Tucson Eliminates Mexican-American Studies Program

| by Mark Berman Opposing Views

The Tucson school district has voted to eliminate the Mexican-American Studies program, much to the chagrin of Mexican-Americans in the city.

The move came after the state threatened to withhold $1 million per month from the district after a court ruled that the program was actually against the law.

“I couldn’t justify seeing $15 million cut from all our students just so less than 1% can take the class,” school board member Miguel Cuevas told “And there was no evidence that the classes had any curriculum.”

Indeed, it was a mystery exactly what was being taught.

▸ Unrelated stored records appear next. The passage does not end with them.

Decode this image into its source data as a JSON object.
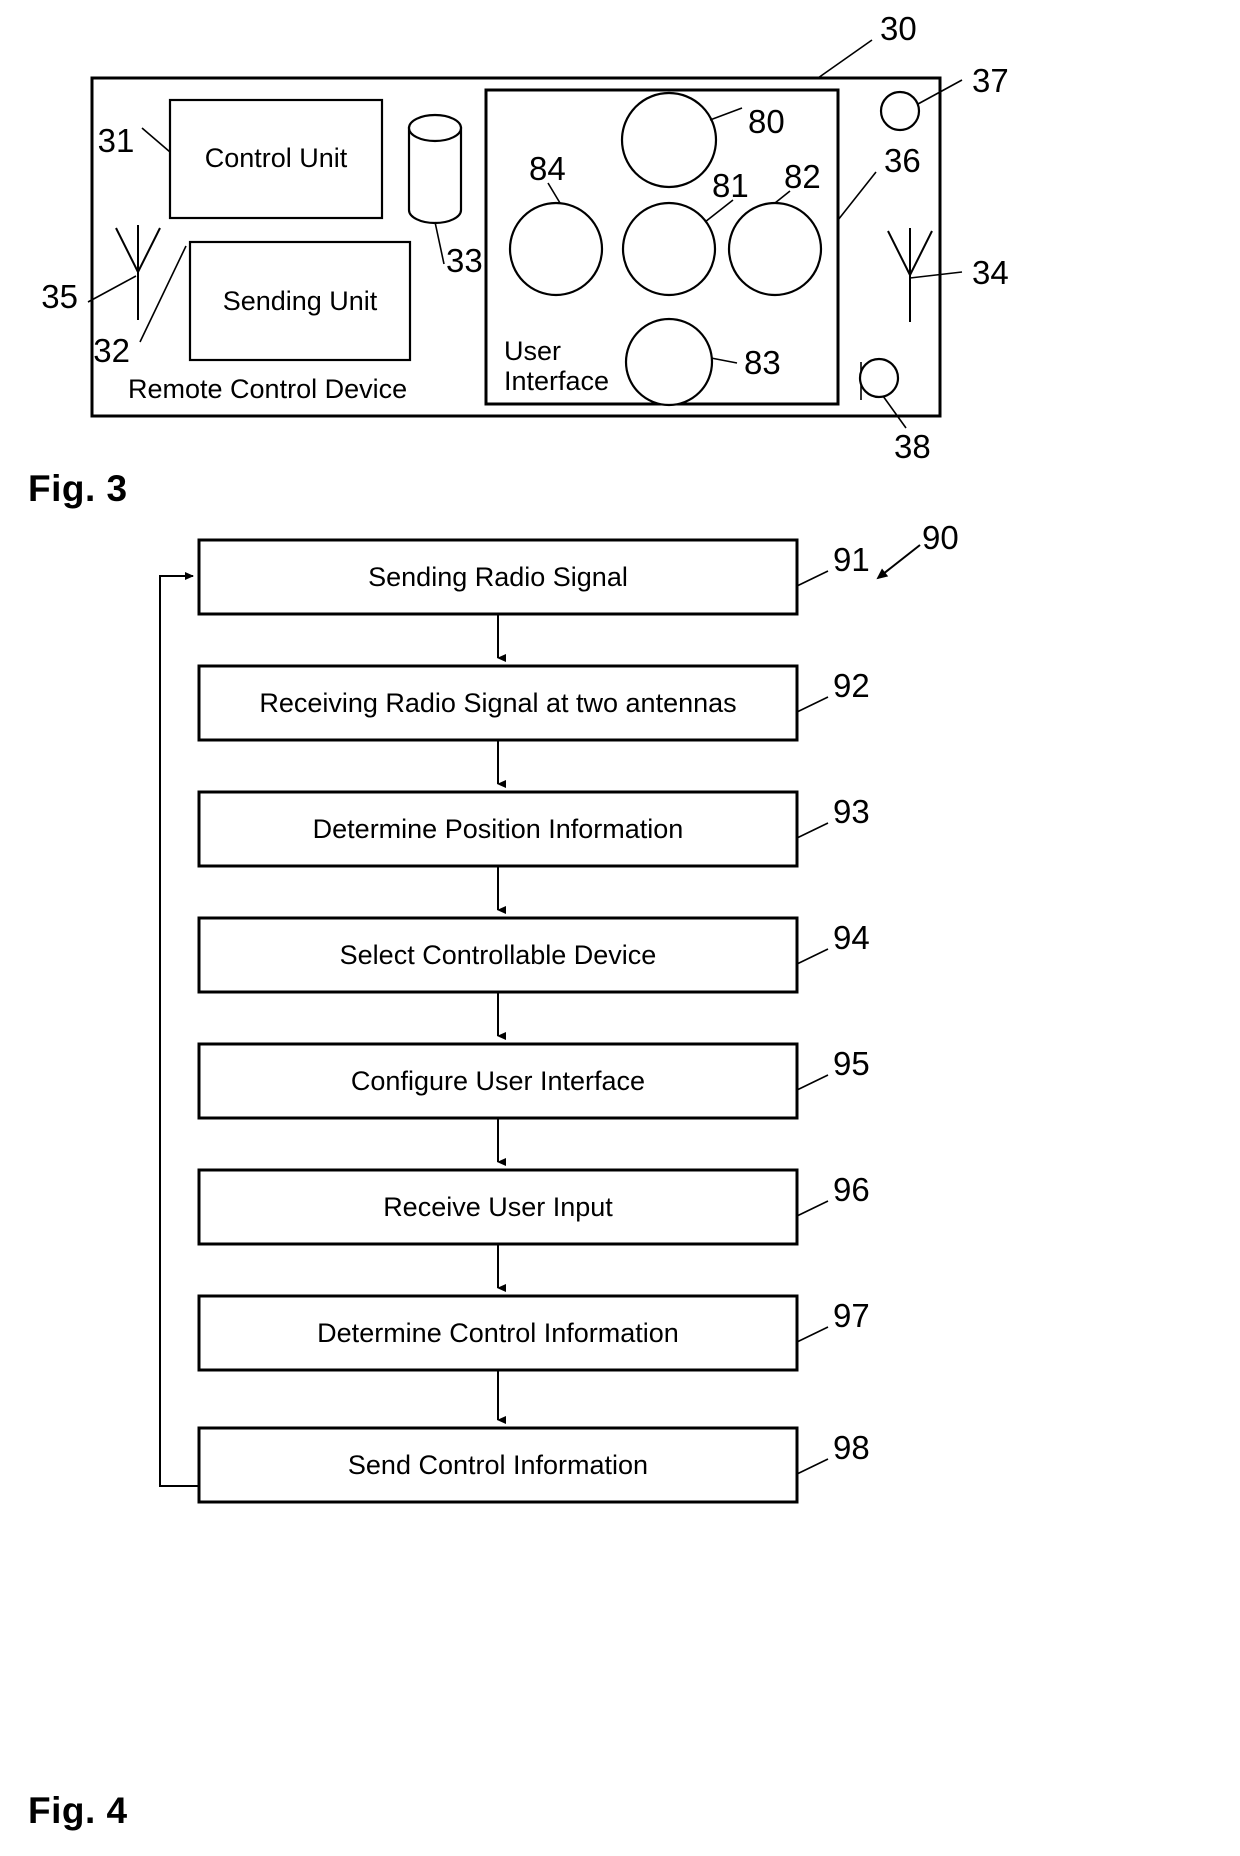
{
  "document": {
    "type": "patent-drawing-sheet",
    "figures": [
      {
        "caption": "Fig. 3"
      },
      {
        "caption": "Fig. 4"
      }
    ]
  },
  "fig3": {
    "caption": "Fig. 3",
    "outer_ref": "30",
    "device_label": "Remote Control Device",
    "blocks": [
      {
        "label": "Control Unit",
        "ref": "31"
      },
      {
        "label": "Sending Unit",
        "ref": "32"
      }
    ],
    "storage": {
      "ref": "33",
      "icon": "cylinder-database-icon"
    },
    "antennas": [
      {
        "ref": "35",
        "side": "left",
        "icon": "antenna-icon"
      },
      {
        "ref": "34",
        "side": "right",
        "icon": "antenna-icon"
      }
    ],
    "user_interface": {
      "label_line1": "User",
      "label_line2": "Interface",
      "ref": "36",
      "buttons": [
        {
          "ref": "80",
          "size": "large"
        },
        {
          "ref": "84",
          "size": "large"
        },
        {
          "ref": "81",
          "size": "large"
        },
        {
          "ref": "82",
          "size": "large"
        },
        {
          "ref": "83",
          "size": "large"
        }
      ]
    },
    "indicators": [
      {
        "ref": "37",
        "position": "top-right",
        "icon": "indicator-circle-icon"
      },
      {
        "ref": "38",
        "position": "bottom-right",
        "icon": "indicator-circle-icon"
      }
    ]
  },
  "fig4": {
    "caption": "Fig. 4",
    "method_ref": "90",
    "steps": [
      {
        "ref": "91",
        "label": "Sending Radio Signal"
      },
      {
        "ref": "92",
        "label": "Receiving Radio Signal at two antennas"
      },
      {
        "ref": "93",
        "label": "Determine Position Information"
      },
      {
        "ref": "94",
        "label": "Select Controllable Device"
      },
      {
        "ref": "95",
        "label": "Configure User Interface"
      },
      {
        "ref": "96",
        "label": "Receive User Input"
      },
      {
        "ref": "97",
        "label": "Determine Control Information"
      },
      {
        "ref": "98",
        "label": "Send Control Information"
      }
    ],
    "feedback_loop": {
      "from": "98",
      "to": "91"
    }
  },
  "colors": {
    "ink": "#000000",
    "background": "#ffffff"
  }
}
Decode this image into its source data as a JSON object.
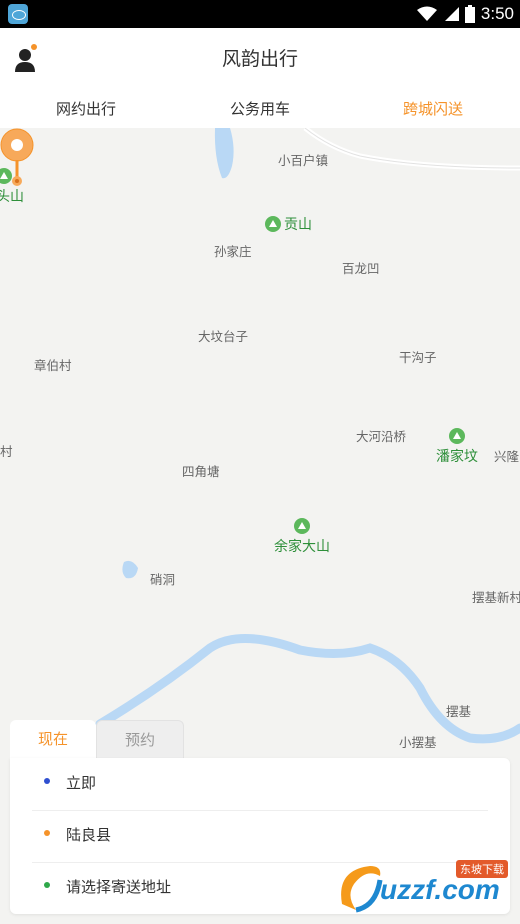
{
  "status_bar": {
    "time": "3:50"
  },
  "header": {
    "title": "风韵出行"
  },
  "tabs": [
    {
      "label": "网约出行"
    },
    {
      "label": "公务用车"
    },
    {
      "label": "跨城闪送",
      "active": true
    }
  ],
  "map": {
    "places": [
      {
        "name": "小百户镇"
      },
      {
        "name": "孙家庄"
      },
      {
        "name": "百龙凹"
      },
      {
        "name": "大坟台子"
      },
      {
        "name": "章伯村"
      },
      {
        "name": "干沟子"
      },
      {
        "name": "大河沿桥"
      },
      {
        "name": "四角塘"
      },
      {
        "name": "村"
      },
      {
        "name": "兴隆"
      },
      {
        "name": "硝洞"
      },
      {
        "name": "摆基新村"
      },
      {
        "name": "摆基"
      },
      {
        "name": "小摆基"
      }
    ],
    "pois": [
      {
        "name": "头山"
      },
      {
        "name": "贡山"
      },
      {
        "name": "潘家坟"
      },
      {
        "name": "余家大山"
      }
    ]
  },
  "panel": {
    "tabs": [
      {
        "label": "现在",
        "active": true
      },
      {
        "label": "预约"
      }
    ],
    "rows": [
      {
        "text": "立即",
        "dot_color": "#2f4fd0"
      },
      {
        "text": "陆良县",
        "dot_color": "#f5932a"
      },
      {
        "text": "请选择寄送地址",
        "dot_color": "#2fa84a"
      }
    ]
  },
  "watermark": {
    "brand": "uzzf.com",
    "sub": "东坡下载"
  },
  "colors": {
    "accent": "#f5932a",
    "poi_green": "#2e8f3a",
    "water": "#b9d8f5"
  }
}
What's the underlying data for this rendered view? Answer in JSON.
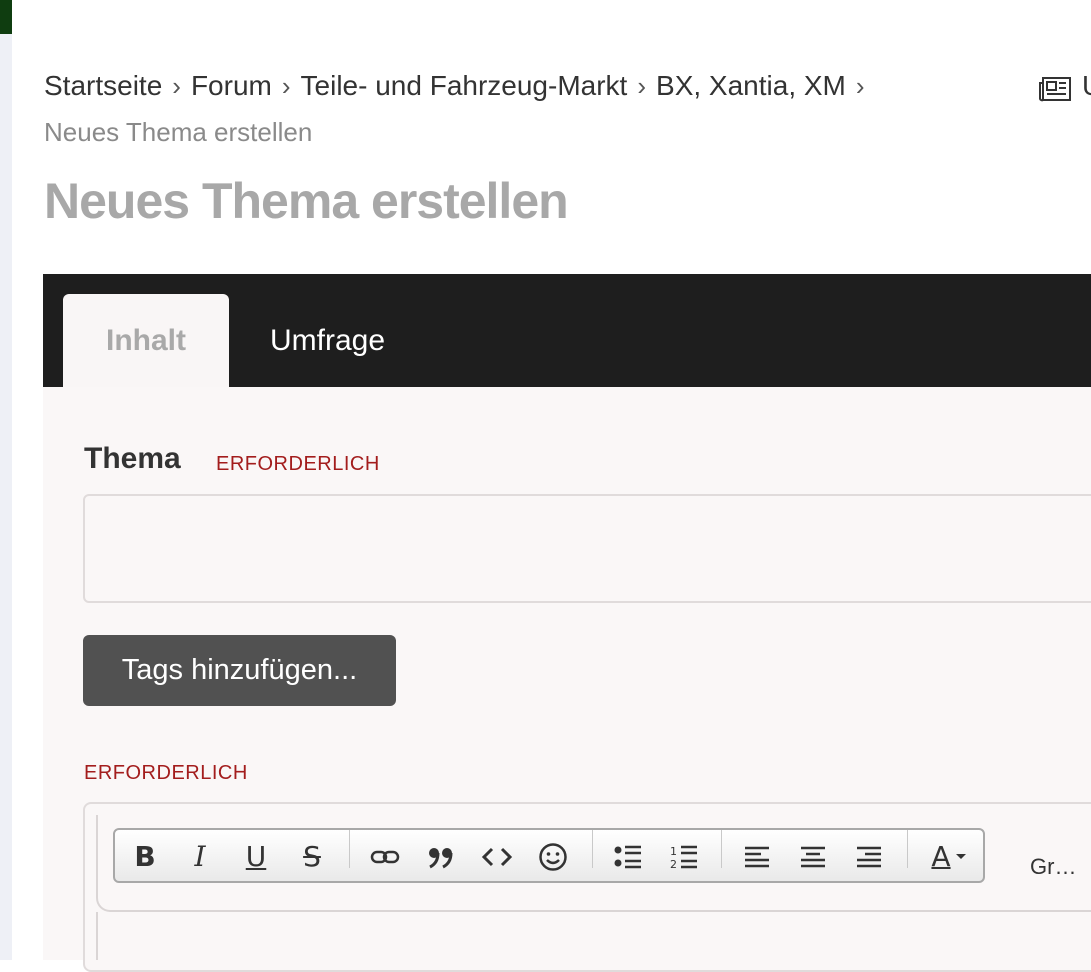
{
  "breadcrumb": {
    "items": [
      "Startseite",
      "Forum",
      "Teile- und Fahrzeug-Markt",
      "BX, Xantia, XM"
    ],
    "separator": ">",
    "current": "Neues Thema erstellen",
    "right_link_label": "U"
  },
  "page": {
    "title": "Neues Thema erstellen"
  },
  "tabs": [
    {
      "label": "Inhalt",
      "active": true
    },
    {
      "label": "Umfrage",
      "active": false
    }
  ],
  "form": {
    "thema_label": "Thema",
    "required_label": "ERFORDERLICH",
    "thema_value": "",
    "tags_button": "Tags hinzufügen...",
    "content_required_label": "ERFORDERLICH"
  },
  "editor": {
    "toolbar_icons": [
      "bold-icon",
      "italic-icon",
      "underline-icon",
      "strikethrough-icon",
      "link-icon",
      "quote-icon",
      "code-icon",
      "emoji-icon",
      "bullet-list-icon",
      "numbered-list-icon",
      "align-left-icon",
      "align-center-icon",
      "align-right-icon",
      "text-color-icon"
    ],
    "bold_glyph": "B",
    "italic_glyph": "I",
    "underline_glyph": "U",
    "strike_glyph": "S",
    "color_glyph": "A",
    "font_size_label": "Gr…"
  },
  "colors": {
    "tabbar_bg": "#1e1e1e",
    "required_red": "#a31d1d",
    "button_bg": "#515151",
    "title_gray": "#a8a8a8"
  }
}
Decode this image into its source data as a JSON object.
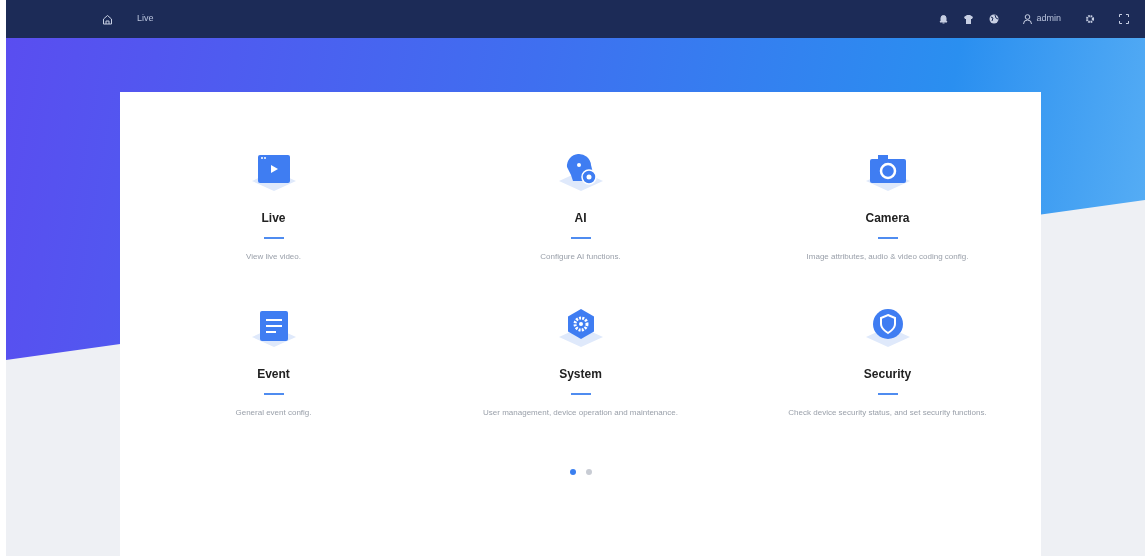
{
  "topbar": {
    "breadcrumb": "Live",
    "user": "admin"
  },
  "modules": [
    {
      "kind": "live",
      "title": "Live",
      "description": "View live video."
    },
    {
      "kind": "ai",
      "title": "AI",
      "description": "Configure AI functions."
    },
    {
      "kind": "camera",
      "title": "Camera",
      "description": "Image attributes, audio & video coding config."
    },
    {
      "kind": "event",
      "title": "Event",
      "description": "General event config."
    },
    {
      "kind": "system",
      "title": "System",
      "description": "User management, device operation and maintenance."
    },
    {
      "kind": "security",
      "title": "Security",
      "description": "Check device security status, and set security functions."
    }
  ],
  "pages": [
    {
      "selected": true
    },
    {
      "selected": false
    }
  ]
}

District spokesman Andrew Le Fevre said the classes were poorly supervised and students would get extra credit for things like attending protests.

He also said students were taught how white people oppressed them and held them back, and how America took Mexico's land away.

Fox reports that in the court ruling last summer, the judge said the program violated state law because it was designed primarily for one ethnic group, promoted racial resentment and advocated ethnic solidarity instead of treating students as individuals.

The decision to end the program was not unanimous.

"This is an issue that is not going to go away by this vote," said dissenting board member Adelita Grijalva. "When bad laws are written, they are usually picked up by other states. This is an opportunity to fight a bad law."